The overall goal of this experience is for fellows to develop skills in providing neuropsychological assessment services for neurorehabilitation patients as a member of an interdisciplinary team. Whereas the primary objective of this rotation is assessment, there may be selective opportunities for case consultation, behavioral management, individual psychotherapy, family therapy, education, cognitive screening, co-treatment with other members of the team and overall team support. Fellows on this service will be responsible for providing services to patients with various neurorehabilitation needs, such as those regarding traumatic brain injury, brain tumors, encephalitis and seizure disorder. Fellows may also have the opportunity to participate in the Minimally Responsive Evaluation Program, if appropriate patients are entered in this program during their rotation.
The goal of the rotation is for fellows to develop skills in consultation and assessment of children with a history of stroke. The fellow will have the opportunity to work with a multidisciplinary team including neurology, physical, occupational, speech-language therapies, social work, school intervention and neuropsychology. The fellow may have the opportunity to provide both outpatient and inpatient consultation services with this population in addition to seeing outpatients with a history of stroke or other vascular malformations. The group of patients is quite diverse, from children with a history of perinatal stroke, vascular malformations, sickle cell and other complex neurologic and genetic disorders resulting in stroke.
The goal of this experience is for fellows to be exposed to patients from the hematology/oncology population such as children with brain tumors, leukemia or sickle cell disease. This includes our large population of children who are referred to CHOP for proton beam radiation at the Roberts Proton Therapy Center, as a collaborative effort between Penn Medicine and CHOP.
Approximately 10-20 percent of the fellow’s time should be dedicated to research. The fellow will be assigned a primary research mentor and will be expected to demonstrate competency for independent research after completing the residency. For example, residents are expected to present at local conferences, professional conferences or submit a review paper or chapter by the end of the fellowship.
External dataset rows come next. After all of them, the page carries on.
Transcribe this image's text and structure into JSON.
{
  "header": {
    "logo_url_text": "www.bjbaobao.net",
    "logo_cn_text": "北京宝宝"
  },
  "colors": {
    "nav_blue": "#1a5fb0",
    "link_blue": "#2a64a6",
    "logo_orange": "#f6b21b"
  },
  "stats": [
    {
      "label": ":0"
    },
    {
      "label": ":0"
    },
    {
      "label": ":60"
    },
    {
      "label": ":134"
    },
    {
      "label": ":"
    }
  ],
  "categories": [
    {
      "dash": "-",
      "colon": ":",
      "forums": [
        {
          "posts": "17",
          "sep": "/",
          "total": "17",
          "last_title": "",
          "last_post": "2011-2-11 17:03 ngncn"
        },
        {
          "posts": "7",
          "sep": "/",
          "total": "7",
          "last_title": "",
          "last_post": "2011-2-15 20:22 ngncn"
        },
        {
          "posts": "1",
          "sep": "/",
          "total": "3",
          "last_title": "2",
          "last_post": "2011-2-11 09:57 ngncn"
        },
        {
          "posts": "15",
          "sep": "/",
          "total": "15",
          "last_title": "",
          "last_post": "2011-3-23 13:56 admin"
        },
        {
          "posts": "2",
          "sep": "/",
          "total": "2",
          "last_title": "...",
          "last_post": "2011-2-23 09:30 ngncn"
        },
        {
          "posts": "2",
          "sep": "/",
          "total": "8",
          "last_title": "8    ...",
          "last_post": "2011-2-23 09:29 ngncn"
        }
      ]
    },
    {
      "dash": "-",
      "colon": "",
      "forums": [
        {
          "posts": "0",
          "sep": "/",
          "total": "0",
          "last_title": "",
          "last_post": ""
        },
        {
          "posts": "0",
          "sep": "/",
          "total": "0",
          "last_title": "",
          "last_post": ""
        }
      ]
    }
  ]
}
Our program includes monthly research meetings/seminars to support the development of research skills. There are various active research projects, on topics including outcome from cardiac bypass surgery, working memory in absence epilepsy, neuropsychological functioning in velocardiofacial syndrome, management in the intensive care unit (ICU) following traumatic brain injury, outcomes in children with posterior fossa tumors, and cognitive and neuroimaging follow-up in children with sickle cell disease.